Dave also pointed to other activities that he would suggest fall into the “no cost” category.  He pointed to activities that utilized the existing district work force to accomplish.  These activities included being more proactive with their maintenance activities and spending time with their controls to make sure the manner in which they’re operated reflected the most recent thinking in efficient controls operation.  Dave also noted district staff was able to delamp numerous fixtures throughout their campuses.  The determination to delamp was based on a survey conducted with a light meter that suggested numerous locations were overlit when compared to IESNA standards.

Dave completed his presentation by telling attendees not to assume that a building built to an array of “green” standards would run efficiently.  He said that even in those circumstances building operators need to be proactive.  In addition, he suggested many efficient technologies rely on the expertise of the operators to take advantage of potentially efficient strategies inherent in the technologies.  See His Presentation

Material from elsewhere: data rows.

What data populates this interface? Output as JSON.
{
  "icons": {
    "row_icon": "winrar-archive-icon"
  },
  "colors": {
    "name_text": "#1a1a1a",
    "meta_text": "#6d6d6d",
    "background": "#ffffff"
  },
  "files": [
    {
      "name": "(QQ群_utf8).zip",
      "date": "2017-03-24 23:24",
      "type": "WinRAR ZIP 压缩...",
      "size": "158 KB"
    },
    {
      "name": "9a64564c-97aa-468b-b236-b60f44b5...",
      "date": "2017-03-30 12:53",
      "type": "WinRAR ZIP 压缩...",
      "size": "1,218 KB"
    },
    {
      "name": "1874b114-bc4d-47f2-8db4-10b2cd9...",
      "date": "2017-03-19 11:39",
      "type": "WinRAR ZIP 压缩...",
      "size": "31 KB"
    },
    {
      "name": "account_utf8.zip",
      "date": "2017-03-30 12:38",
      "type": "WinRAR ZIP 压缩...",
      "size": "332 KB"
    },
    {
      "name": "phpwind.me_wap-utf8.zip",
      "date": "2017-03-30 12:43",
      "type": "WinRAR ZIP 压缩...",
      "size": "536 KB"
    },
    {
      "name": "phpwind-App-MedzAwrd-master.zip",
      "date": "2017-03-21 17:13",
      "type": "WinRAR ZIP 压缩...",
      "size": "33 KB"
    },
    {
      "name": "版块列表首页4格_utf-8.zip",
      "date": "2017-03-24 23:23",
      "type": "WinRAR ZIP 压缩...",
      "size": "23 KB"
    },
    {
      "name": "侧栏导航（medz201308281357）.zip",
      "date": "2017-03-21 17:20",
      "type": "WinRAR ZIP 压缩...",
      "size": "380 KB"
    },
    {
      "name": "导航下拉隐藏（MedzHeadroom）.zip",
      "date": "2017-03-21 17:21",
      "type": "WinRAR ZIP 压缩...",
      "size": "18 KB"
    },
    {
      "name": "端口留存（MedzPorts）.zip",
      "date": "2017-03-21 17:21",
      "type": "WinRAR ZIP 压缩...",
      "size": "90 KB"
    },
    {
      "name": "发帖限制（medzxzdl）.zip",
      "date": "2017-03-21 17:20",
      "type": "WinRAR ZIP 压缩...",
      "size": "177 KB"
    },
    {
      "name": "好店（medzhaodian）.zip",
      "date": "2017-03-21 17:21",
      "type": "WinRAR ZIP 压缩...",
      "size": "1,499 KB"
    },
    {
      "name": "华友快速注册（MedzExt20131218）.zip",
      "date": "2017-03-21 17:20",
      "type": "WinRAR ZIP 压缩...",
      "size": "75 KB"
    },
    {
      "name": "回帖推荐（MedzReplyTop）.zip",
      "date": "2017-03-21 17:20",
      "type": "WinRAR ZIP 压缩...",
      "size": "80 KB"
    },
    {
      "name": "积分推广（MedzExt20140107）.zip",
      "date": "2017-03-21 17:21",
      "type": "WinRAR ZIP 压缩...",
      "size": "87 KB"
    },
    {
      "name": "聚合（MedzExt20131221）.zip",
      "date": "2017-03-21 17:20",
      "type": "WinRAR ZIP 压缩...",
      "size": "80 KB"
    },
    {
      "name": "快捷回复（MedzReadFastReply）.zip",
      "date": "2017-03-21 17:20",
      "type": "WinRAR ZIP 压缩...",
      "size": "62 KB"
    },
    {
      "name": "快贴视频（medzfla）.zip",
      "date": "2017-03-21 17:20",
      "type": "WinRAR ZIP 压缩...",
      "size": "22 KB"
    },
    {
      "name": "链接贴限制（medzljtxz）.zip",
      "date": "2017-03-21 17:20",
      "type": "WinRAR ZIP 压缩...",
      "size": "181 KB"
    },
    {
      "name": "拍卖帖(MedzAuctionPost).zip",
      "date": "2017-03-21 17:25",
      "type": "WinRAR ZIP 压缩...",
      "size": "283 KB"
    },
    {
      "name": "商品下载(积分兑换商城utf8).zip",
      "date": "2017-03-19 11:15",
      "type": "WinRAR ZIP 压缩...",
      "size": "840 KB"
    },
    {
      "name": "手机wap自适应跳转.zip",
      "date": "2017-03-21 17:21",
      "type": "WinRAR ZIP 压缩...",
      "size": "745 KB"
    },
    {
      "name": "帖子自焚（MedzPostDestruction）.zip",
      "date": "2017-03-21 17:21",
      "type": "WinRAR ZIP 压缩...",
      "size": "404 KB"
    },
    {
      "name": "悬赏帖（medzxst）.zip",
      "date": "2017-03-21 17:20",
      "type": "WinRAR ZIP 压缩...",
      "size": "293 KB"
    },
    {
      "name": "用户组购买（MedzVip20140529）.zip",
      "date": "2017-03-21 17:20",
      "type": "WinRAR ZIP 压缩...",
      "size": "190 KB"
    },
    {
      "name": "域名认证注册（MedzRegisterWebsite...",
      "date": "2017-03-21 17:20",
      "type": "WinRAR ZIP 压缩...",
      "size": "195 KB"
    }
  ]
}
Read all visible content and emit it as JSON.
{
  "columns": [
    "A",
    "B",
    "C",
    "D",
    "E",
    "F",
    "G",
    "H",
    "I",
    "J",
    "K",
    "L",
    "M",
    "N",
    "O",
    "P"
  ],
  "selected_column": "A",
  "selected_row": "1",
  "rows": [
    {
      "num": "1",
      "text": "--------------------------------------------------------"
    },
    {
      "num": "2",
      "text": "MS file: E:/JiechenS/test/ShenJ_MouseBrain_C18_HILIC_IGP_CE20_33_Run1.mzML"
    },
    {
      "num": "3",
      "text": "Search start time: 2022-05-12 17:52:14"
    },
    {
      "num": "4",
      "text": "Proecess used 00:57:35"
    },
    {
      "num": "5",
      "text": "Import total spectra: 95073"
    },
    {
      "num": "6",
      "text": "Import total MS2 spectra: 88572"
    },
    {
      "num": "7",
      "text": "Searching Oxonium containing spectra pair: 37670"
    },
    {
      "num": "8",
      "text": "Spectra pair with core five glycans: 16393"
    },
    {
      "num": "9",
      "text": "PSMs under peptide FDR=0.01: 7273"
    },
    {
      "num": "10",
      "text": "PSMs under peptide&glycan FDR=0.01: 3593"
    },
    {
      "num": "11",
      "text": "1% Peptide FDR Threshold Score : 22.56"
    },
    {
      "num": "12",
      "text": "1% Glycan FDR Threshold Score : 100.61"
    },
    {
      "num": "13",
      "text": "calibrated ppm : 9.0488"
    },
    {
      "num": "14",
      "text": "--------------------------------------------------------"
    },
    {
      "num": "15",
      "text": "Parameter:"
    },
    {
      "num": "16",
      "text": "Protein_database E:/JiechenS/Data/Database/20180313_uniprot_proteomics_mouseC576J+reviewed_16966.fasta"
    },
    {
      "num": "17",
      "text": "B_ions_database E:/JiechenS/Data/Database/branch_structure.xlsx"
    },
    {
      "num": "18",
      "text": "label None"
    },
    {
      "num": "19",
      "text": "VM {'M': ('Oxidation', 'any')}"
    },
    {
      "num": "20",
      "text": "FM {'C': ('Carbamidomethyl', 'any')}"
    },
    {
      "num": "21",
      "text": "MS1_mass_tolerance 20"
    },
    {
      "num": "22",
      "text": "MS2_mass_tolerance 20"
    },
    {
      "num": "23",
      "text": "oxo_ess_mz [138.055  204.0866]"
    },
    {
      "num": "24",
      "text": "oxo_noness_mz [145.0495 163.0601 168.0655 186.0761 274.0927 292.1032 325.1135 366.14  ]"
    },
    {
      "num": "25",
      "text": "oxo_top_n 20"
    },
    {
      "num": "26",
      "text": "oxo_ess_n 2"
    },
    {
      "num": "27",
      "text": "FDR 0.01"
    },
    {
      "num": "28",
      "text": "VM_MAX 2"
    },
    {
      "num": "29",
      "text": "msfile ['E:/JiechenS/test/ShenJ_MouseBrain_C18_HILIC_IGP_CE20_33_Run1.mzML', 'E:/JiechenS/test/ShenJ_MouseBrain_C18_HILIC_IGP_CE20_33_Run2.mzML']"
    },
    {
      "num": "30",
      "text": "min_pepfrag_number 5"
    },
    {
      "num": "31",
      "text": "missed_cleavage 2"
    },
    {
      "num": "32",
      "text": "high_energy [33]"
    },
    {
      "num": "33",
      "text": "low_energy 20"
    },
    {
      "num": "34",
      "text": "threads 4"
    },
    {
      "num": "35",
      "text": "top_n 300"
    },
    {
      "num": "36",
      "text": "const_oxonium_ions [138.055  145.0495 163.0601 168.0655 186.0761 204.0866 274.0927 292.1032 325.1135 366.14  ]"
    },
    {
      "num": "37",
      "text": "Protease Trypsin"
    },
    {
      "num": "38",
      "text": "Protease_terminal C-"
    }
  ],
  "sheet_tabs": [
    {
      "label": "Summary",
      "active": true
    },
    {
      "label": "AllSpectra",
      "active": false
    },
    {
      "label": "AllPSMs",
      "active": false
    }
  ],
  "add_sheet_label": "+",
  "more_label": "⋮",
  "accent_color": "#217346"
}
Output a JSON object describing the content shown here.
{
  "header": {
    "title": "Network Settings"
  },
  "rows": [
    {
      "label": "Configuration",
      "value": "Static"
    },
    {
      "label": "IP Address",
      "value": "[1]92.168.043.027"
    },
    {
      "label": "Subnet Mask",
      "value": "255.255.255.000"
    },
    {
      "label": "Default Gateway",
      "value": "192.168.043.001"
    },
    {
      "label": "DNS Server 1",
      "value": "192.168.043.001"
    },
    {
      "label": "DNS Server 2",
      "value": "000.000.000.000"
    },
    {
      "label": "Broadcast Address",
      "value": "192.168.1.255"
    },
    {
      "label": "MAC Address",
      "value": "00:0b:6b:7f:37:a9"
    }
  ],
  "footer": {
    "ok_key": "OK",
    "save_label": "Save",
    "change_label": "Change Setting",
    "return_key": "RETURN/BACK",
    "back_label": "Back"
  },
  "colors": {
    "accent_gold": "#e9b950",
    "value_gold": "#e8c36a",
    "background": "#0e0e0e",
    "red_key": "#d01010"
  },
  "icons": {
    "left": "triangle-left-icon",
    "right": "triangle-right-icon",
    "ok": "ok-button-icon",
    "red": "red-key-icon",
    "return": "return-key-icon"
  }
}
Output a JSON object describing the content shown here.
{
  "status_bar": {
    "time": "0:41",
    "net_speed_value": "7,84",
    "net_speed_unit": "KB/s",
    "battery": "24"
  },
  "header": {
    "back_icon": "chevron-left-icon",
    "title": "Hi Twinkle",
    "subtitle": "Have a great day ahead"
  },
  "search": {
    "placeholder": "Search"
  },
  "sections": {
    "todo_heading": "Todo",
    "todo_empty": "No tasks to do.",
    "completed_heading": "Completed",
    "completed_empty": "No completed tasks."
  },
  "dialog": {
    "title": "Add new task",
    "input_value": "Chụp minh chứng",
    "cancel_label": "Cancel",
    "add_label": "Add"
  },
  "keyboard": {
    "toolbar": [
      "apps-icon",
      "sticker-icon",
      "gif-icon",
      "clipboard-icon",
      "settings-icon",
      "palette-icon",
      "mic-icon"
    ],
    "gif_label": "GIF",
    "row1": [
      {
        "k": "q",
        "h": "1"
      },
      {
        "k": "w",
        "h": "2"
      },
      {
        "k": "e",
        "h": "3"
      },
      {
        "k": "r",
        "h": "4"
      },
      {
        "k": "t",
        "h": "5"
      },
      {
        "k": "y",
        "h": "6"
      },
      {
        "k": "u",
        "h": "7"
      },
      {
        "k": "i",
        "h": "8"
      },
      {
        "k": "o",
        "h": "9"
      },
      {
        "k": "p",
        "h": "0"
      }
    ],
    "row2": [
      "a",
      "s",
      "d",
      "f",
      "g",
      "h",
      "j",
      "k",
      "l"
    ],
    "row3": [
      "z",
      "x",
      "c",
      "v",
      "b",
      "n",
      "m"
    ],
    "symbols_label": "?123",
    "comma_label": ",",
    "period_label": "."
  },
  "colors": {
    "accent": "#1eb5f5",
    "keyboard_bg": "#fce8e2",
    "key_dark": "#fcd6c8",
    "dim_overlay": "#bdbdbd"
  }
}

Lauren Donley is an Energy Engineer at Abacus Resource Management Company. She graduated in 2011 as an Energy Management Technician from the Northwest Energy Education Institute at Lane Community College and is a University of Oregon alum with a Bachelor of Arts in Political Science and Environmental Studies.  Lauren loves that challenge of deciphering how buildings work and is passionate about helping reduce energy use and cut costs for businesses and schools.
Lauren’s presentation focused on the value of using and evaluating DDC trend data and short term data logging with portable loggers. She showed up how with careful analysis, it is possible to determine what is actually happening in a building during unoccupied hours. She took us through several examples to show us the true value of data logging. In one case, the data highlighted a problem that could not be observed in any other way.
She provided a convincing case for the need for data logging to uncover hard to find sources of a problem.  See Her Presentation

Oregon APEM had several outstanding nominations for the 2012 Student Project of the year award. Each nominee submitted a summary of a project they had completed during their time as a student. Board members reviewed each project and rated it based on how it related to energy management, the depth of knowledge each student acquired completing their project, the complexity, thoroughness, and accuracy of their findings, and how valuable the findings are to the industry or student community.
Tyler Kimble, an Energy Management Student from Lane Community college (LCC) was selected as the 2012 recipient for his outstanding energy analysis of the math & science building on LCC’s main campus. Tyler presented his analysis at the Summer Forum and was then presented his award by Oregon APEM president Elin Shepard.  Congratulations Tyler!


Elin Shepard, Former Sustainability Coordinator for DAS

Dave Cone, Evergreen School District

Lauren Donley, Abacus Resource Management